- **EXERCISE REQUIREMENTS**
Every entry in the listing below is to be output unchanged.

- **EXTRACTED INFORMATION**
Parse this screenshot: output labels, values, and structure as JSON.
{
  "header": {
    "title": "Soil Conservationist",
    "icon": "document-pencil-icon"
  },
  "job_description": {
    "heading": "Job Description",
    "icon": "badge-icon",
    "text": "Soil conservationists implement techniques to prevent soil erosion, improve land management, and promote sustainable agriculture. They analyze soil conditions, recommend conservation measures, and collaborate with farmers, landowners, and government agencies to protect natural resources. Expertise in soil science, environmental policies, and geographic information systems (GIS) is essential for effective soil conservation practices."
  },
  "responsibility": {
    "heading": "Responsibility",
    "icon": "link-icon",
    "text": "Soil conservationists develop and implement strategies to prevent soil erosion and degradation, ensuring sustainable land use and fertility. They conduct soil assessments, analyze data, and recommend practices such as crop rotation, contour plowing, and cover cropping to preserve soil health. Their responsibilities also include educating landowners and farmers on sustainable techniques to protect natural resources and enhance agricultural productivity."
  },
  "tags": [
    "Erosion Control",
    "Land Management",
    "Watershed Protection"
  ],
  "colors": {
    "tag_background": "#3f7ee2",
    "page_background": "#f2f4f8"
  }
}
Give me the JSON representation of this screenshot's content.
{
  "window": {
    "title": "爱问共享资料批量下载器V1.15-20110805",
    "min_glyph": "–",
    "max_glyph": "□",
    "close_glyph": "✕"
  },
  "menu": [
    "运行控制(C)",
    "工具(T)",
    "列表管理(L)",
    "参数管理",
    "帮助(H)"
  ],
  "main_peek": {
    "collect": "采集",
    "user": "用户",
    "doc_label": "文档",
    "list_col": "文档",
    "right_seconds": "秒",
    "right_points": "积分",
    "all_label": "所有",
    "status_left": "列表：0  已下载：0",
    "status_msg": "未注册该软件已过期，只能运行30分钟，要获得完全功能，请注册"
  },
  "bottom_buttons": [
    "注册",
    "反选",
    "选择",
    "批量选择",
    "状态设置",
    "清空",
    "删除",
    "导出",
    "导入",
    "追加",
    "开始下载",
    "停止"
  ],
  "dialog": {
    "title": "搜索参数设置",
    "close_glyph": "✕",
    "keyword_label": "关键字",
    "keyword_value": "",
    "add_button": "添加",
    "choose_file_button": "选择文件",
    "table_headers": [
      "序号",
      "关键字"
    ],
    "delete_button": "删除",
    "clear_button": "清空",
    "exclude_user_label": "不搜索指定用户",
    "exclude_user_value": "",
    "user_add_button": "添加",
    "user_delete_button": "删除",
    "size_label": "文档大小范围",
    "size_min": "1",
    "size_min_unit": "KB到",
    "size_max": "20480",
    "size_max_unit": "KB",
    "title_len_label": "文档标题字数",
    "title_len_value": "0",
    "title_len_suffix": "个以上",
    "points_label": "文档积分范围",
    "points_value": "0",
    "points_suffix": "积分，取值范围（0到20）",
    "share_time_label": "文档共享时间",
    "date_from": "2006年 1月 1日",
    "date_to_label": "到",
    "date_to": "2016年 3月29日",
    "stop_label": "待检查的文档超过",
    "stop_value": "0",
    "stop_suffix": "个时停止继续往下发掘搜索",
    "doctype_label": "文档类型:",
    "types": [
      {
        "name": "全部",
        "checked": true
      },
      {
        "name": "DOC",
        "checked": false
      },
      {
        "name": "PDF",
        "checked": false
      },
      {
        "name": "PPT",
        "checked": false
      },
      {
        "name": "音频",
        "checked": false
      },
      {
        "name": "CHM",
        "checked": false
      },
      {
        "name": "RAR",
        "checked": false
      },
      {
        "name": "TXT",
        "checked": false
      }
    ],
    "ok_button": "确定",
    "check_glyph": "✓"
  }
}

- **RESPONSE AREA**
Parse this screenshot: output labels, values, and structure as JSON.
{
  "header": {
    "title": "Soil Conservationist",
    "icon": "document-pencil-icon"
  },
  "job_description": {
    "heading": "Job Description",
    "icon": "badge-icon",
    "text": "Soil conservationists implement techniques to prevent soil erosion, improve land management, and promote sustainable agriculture. They analyze soil conditions, recommend conservation measures, and collaborate with farmers, landowners, and government agencies to protect natural resources. Expertise in soil science, environmental policies, and geographic information systems (GIS) is essential for effective soil conservation practices."
  },
  "responsibility": {
    "heading": "Responsibility",
    "icon": "link-icon",
    "text": "Soil conservationists develop and implement strategies to prevent soil erosion and degradation, ensuring sustainable land use and fertility. They conduct soil assessments, analyze data, and recommend practices such as crop rotation, contour plowing, and cover cropping to preserve soil health. Their responsibilities also include educating landowners and farmers on sustainable techniques to protect natural resources and enhance agricultural productivity."
  },
  "tags": [
    "Erosion Control",
    "Land Management",
    "Watershed Protection"
  ],
  "colors": {
    "tag_background": "#3f7ee2",
    "page_background": "#f2f4f8"
  }
}
Give me the JSON representation of this screenshot's content.
{
  "window": {
    "title": "爱问共享资料批量下载器V1.15-20110805",
    "min_glyph": "–",
    "max_glyph": "□",
    "close_glyph": "✕"
  },
  "menu": [
    "运行控制(C)",
    "工具(T)",
    "列表管理(L)",
    "参数管理",
    "帮助(H)"
  ],
  "main_peek": {
    "collect": "采集",
    "user": "用户",
    "doc_label": "文档",
    "list_col": "文档",
    "right_seconds": "秒",
    "right_points": "积分",
    "all_label": "所有",
    "status_left": "列表：0  已下载：0",
    "status_msg": "未注册该软件已过期，只能运行30分钟，要获得完全功能，请注册"
  },
  "bottom_buttons": [
    "注册",
    "反选",
    "选择",
    "批量选择",
    "状态设置",
    "清空",
    "删除",
    "导出",
    "导入",
    "追加",
    "开始下载",
    "停止"
  ],
  "dialog": {
    "title": "搜索参数设置",
    "close_glyph": "✕",
    "keyword_label": "关键字",
    "keyword_value": "",
    "add_button": "添加",
    "choose_file_button": "选择文件",
    "table_headers": [
      "序号",
      "关键字"
    ],
    "delete_button": "删除",
    "clear_button": "清空",
    "exclude_user_label": "不搜索指定用户",
    "exclude_user_value": "",
    "user_add_button": "添加",
    "user_delete_button": "删除",
    "size_label": "文档大小范围",
    "size_min": "1",
    "size_min_unit": "KB到",
    "size_max": "20480",
    "size_max_unit": "KB",
    "title_len_label": "文档标题字数",
    "title_len_value": "0",
    "title_len_suffix": "个以上",
    "points_label": "文档积分范围",
    "points_value": "0",
    "points_suffix": "积分，取值范围（0到20）",
    "share_time_label": "文档共享时间",
    "date_from": "2006年 1月 1日",
    "date_to_label": "到",
    "date_to": "2016年 3月29日",
    "stop_label": "待检查的文档超过",
    "stop_value": "0",
    "stop_suffix": "个时停止继续往下发掘搜索",
    "doctype_label": "文档类型:",
    "types": [
      {
        "name": "全部",
        "checked": true
      },
      {
        "name": "DOC",
        "checked": false
      },
      {
        "name": "PDF",
        "checked": false
      },
      {
        "name": "PPT",
        "checked": false
      },
      {
        "name": "音频",
        "checked": false
      },
      {
        "name": "CHM",
        "checked": false
      },
      {
        "name": "RAR",
        "checked": false
      },
      {
        "name": "TXT",
        "checked": false
      }
    ],
    "ok_button": "确定",
    "check_glyph": "✓"
  }
}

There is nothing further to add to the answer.